- Parents who lost both their job and income were significantly more likely to report depressive symptoms compared to parents who lost a job but not income. Income loss seemed “to create stress and hurt child development.”
- Parents who lost their job and income reported an increase in life stress and reported feeling “less hopeful about the future.”
- Parents who lost their jobs but not their household income were more likely to engage in positive interactions with their child and reported their children enjoy the time they spend together, while those who lost their incomes were more likely to lose their temper or yell at their child.
- Families that reported a pandemic-related job loss but not a loss of household income did not report adverse effects regarding stress or parent-child interactions. The authors suggested that unemployment insurance and federal stimulus money may have created a financial buffer for these families.
The report also found that the economic stresses of the pandemic have worsened mothers’ mental health and stress and called for an increase in interventions and support. Already, there are examples of programs doing this work. In Washington state, for example, Nurture Seattle, a program that connects new moms to experienced parenting mentors, has prioritized addressing maternal mental health via text messages since it launched in April.
Jennifer Duval, program manager for Nurture Seattle, which is run in partnership with the Seattle-based Committee for Children, said the program seeks to alleviate increased rates of anxiety and depression among new parents. “We know that [mood and anxiety disorders] are the most common complication of pregnancy and childbirth, but they’re the least treated and the least reported,” Duval said. Nurture Seattle aims to “create a support system for [parents] to prevent against any of these issues and also to encourage them to talk to health care providers if they’re suffering from them.”

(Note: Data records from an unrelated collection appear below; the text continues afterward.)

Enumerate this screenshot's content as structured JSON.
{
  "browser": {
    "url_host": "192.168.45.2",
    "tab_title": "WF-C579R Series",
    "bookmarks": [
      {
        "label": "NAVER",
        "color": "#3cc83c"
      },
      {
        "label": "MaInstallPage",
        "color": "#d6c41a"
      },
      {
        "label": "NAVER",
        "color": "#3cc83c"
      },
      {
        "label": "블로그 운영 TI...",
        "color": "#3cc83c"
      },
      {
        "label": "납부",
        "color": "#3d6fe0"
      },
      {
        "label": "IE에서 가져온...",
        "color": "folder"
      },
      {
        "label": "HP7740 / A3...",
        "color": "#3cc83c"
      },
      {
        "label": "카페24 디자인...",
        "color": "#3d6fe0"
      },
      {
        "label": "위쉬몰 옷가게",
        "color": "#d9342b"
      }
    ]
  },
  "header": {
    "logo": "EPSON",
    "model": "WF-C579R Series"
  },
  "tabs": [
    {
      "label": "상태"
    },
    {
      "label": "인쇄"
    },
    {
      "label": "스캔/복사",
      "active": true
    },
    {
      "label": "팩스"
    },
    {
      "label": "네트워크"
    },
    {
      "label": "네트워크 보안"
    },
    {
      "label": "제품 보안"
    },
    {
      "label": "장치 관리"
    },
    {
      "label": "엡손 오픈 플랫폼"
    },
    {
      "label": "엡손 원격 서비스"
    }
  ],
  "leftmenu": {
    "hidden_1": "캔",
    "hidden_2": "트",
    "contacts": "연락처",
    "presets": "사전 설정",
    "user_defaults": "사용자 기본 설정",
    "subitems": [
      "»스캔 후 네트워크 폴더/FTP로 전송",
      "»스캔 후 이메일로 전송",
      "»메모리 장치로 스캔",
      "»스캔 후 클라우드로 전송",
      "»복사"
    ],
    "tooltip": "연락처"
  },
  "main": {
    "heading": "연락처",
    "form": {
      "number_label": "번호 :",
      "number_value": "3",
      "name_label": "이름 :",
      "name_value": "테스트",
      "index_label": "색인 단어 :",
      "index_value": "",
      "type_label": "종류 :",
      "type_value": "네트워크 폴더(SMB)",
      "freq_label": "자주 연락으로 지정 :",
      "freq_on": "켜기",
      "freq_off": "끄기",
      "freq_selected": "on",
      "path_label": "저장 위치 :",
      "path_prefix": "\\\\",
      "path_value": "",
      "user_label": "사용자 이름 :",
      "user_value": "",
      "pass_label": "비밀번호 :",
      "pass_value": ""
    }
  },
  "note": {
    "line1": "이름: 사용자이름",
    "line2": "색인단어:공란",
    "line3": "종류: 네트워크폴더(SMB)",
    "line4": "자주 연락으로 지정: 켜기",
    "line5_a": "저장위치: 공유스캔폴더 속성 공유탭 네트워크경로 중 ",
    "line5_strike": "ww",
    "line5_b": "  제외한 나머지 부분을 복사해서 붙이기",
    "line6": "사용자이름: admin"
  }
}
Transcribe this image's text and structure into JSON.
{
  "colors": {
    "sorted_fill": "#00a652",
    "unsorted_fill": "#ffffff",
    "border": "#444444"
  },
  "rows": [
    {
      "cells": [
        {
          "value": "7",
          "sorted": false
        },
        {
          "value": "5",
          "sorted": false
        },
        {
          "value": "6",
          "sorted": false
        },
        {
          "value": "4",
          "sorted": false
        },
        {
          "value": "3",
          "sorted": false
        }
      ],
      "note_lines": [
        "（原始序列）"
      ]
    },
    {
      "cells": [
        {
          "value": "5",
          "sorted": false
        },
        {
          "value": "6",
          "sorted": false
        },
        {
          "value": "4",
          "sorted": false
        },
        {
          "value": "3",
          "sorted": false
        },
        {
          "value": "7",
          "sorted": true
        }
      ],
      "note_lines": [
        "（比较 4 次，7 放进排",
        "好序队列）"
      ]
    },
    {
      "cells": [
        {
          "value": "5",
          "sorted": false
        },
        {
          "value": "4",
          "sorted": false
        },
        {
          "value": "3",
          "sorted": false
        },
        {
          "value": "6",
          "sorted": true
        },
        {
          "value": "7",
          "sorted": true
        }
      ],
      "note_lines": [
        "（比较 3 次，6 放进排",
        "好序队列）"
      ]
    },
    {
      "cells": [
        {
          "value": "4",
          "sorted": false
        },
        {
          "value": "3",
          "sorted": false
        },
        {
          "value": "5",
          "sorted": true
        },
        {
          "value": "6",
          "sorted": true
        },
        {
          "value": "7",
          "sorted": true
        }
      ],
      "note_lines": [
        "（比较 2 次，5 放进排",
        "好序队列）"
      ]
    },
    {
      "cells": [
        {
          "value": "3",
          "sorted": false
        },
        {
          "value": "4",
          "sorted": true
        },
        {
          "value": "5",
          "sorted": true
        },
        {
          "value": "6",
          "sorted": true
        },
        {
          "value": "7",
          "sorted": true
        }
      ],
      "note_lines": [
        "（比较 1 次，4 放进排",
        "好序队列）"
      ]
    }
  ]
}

In a recent survey of the mothers it serves in the Seattle area, Nurture Seattle found encouraging results: 85 percent of those who responded to the survey said their relationship with their mentor encouraged them to talk to someone about their mood or anxiety disorders and seek help. Similar efforts have launched in North Carolina, California and Indiana, among other states.
Despite the promising findings of the University of Chicago study, Kalil cautions that the study’s sample size is small and parents were surveyed early in the pandemic—before the beefed-up unemployment insurance ended. While the results of the study signal to Kalil that parents, to some extent, have possibly hidden their personal stress from their children, the authors caution that if the pandemic continues and “economic hardship wears on, its ill effects could spill over in parent-child interactions.”
Editor’s note: This story led off this week’s Early Childhood newsletter, which is delivered free to subscribers’ inboxes every other Wednesday with trends and top stories about early learning. Subscribe today!
This story about parent-child interactions was produced by The Hechinger Report, a nonprofit, independent news organization focused on inequality and innovation in education. Sign up for the Hechinger newsletter.